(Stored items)
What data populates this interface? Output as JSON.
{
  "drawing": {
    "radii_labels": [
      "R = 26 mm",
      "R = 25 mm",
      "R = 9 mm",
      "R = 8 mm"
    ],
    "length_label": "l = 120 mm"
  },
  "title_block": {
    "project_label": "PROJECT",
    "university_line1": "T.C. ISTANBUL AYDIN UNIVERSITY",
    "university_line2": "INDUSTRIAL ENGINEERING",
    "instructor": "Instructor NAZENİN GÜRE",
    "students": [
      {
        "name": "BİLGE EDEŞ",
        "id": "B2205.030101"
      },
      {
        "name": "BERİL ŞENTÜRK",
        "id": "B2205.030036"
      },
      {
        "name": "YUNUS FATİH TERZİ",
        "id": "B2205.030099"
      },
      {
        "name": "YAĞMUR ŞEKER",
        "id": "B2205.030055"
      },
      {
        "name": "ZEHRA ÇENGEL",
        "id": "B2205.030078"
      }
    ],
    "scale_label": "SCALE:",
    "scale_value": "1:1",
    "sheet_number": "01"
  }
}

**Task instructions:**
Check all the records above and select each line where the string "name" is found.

**Response box:**
        "name": "BİLGE EDEŞ",
        "name": "BERİL ŞENTÜRK",
        "name": "YUNUS FATİH TERZİ",
        "name": "YAĞMUR ŞEKER",
        "name": "ZEHRA ÇENGEL",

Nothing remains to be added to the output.